-- SUPPLIED INFORMATION follows --
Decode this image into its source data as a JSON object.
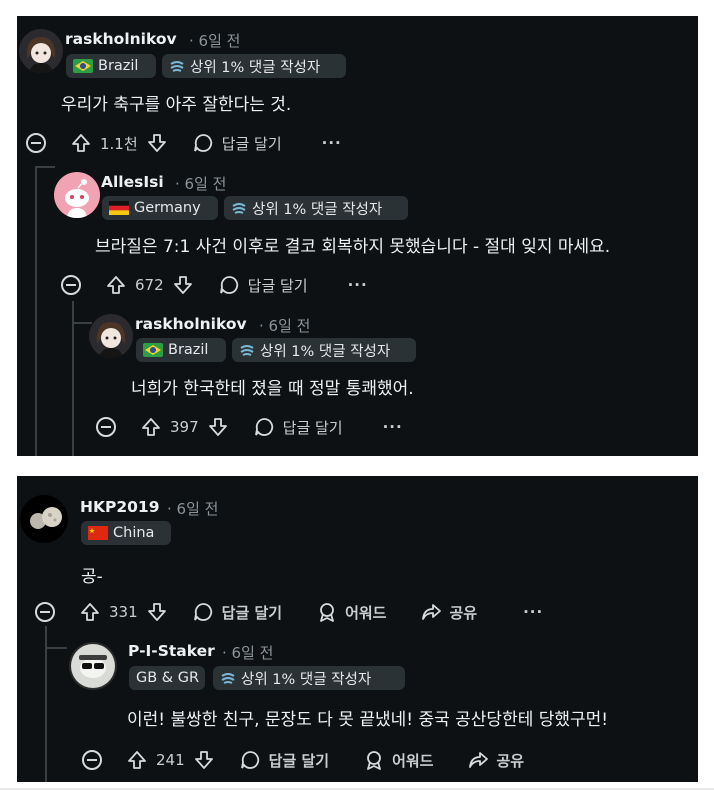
{
  "thread1": {
    "c1": {
      "username": "raskholnikov",
      "time": "· 6일 전",
      "flag": "Brazil",
      "badge": "상위 1% 댓글 작성자",
      "body": "우리가 축구를 아주 잘한다는 것.",
      "votes": "1.1천",
      "reply": "답글 달기",
      "more": "···"
    },
    "c2": {
      "username": "AllesIsi",
      "time": "· 6일 전",
      "flag": "Germany",
      "badge": "상위 1% 댓글 작성자",
      "body": "브라질은 7:1 사건 이후로 결코 회복하지 못했습니다 - 절대 잊지 마세요.",
      "votes": "672",
      "reply": "답글 달기",
      "more": "···"
    },
    "c3": {
      "username": "raskholnikov",
      "time": "· 6일 전",
      "flag": "Brazil",
      "badge": "상위 1% 댓글 작성자",
      "body": "너희가 한국한테 졌을 때 정말 통쾌했어.",
      "votes": "397",
      "reply": "답글 달기",
      "more": "···"
    }
  },
  "thread2": {
    "c1": {
      "username": "HKP2019",
      "time": "· 6일 전",
      "flag": "China",
      "body": "공-",
      "votes": "331",
      "reply": "답글 달기",
      "award": "어워드",
      "share": "공유",
      "more": "···"
    },
    "c2": {
      "username": "P-I-Staker",
      "time": "· 6일 전",
      "flag": "GB & GR",
      "badge": "상위 1% 댓글 작성자",
      "body": "이런! 불쌍한 친구, 문장도 다 못 끝냈네! 중국 공산당한테 당했구먼!",
      "votes": "241",
      "reply": "답글 달기",
      "award": "어워드",
      "share": "공유",
      "more": "···"
    }
  },
  "colors": {
    "background": "#0e1113",
    "flair": "#2a3236",
    "text": "#eef1f3",
    "muted": "#8b949a"
  },
  "icons": [
    "collapse-icon",
    "upvote-icon",
    "downvote-icon",
    "reply-bubble-icon",
    "award-icon",
    "share-icon",
    "more-icon"
  ]
}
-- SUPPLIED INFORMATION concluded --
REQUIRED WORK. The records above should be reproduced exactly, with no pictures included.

SOLUTION TO THE EXERCISE.
Decode this image into its source data as a JSON object.
{
  "thread1": {
    "c1": {
      "username": "raskholnikov",
      "time": "· 6일 전",
      "flag": "Brazil",
      "badge": "상위 1% 댓글 작성자",
      "body": "우리가 축구를 아주 잘한다는 것.",
      "votes": "1.1천",
      "reply": "답글 달기",
      "more": "···"
    },
    "c2": {
      "username": "AllesIsi",
      "time": "· 6일 전",
      "flag": "Germany",
      "badge": "상위 1% 댓글 작성자",
      "body": "브라질은 7:1 사건 이후로 결코 회복하지 못했습니다 - 절대 잊지 마세요.",
      "votes": "672",
      "reply": "답글 달기",
      "more": "···"
    },
    "c3": {
      "username": "raskholnikov",
      "time": "· 6일 전",
      "flag": "Brazil",
      "badge": "상위 1% 댓글 작성자",
      "body": "너희가 한국한테 졌을 때 정말 통쾌했어.",
      "votes": "397",
      "reply": "답글 달기",
      "more": "···"
    }
  },
  "thread2": {
    "c1": {
      "username": "HKP2019",
      "time": "· 6일 전",
      "flag": "China",
      "body": "공-",
      "votes": "331",
      "reply": "답글 달기",
      "award": "어워드",
      "share": "공유",
      "more": "···"
    },
    "c2": {
      "username": "P-I-Staker",
      "time": "· 6일 전",
      "flag": "GB & GR",
      "badge": "상위 1% 댓글 작성자",
      "body": "이런! 불쌍한 친구, 문장도 다 못 끝냈네! 중국 공산당한테 당했구먼!",
      "votes": "241",
      "reply": "답글 달기",
      "award": "어워드",
      "share": "공유",
      "more": "···"
    }
  },
  "colors": {
    "background": "#0e1113",
    "flair": "#2a3236",
    "text": "#eef1f3",
    "muted": "#8b949a"
  },
  "icons": [
    "collapse-icon",
    "upvote-icon",
    "downvote-icon",
    "reply-bubble-icon",
    "award-icon",
    "share-icon",
    "more-icon"
  ]
}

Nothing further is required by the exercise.